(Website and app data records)
[Start of section]
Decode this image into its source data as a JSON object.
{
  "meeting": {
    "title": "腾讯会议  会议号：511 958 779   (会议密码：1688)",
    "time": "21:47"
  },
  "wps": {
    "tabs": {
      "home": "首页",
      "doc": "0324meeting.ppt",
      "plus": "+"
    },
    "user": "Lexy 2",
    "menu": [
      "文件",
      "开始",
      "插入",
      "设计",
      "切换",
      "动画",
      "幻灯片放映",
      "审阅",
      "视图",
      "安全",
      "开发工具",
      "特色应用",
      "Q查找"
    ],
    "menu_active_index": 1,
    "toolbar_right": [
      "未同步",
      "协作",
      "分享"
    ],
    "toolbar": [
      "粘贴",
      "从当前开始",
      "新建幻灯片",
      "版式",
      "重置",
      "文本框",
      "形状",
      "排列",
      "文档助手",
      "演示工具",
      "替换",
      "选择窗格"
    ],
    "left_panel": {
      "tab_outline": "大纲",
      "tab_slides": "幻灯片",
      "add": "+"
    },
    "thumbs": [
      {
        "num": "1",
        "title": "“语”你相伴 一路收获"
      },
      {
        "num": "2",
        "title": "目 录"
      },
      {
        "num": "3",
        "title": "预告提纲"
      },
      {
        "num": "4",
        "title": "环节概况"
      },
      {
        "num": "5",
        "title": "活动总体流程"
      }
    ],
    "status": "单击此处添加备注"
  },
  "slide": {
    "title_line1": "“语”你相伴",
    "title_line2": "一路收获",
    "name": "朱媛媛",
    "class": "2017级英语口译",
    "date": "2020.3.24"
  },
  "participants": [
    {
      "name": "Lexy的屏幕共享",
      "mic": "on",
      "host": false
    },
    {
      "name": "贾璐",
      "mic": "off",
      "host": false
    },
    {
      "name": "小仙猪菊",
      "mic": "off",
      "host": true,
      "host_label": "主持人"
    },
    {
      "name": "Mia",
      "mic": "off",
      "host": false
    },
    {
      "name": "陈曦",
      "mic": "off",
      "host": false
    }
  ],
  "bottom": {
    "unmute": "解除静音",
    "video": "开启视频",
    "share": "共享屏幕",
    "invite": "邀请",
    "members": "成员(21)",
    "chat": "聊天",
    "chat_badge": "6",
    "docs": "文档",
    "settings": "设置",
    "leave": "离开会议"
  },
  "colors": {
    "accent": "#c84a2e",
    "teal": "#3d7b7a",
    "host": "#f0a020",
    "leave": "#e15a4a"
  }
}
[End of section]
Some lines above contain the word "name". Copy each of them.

» THE ANSWER
    "name": "朱媛媛",
      "name": "Lexy的屏幕共享",
      "name": "贾璐",
      "name": "小仙猪菊",
      "name": "Mia",
      "name": "陈曦",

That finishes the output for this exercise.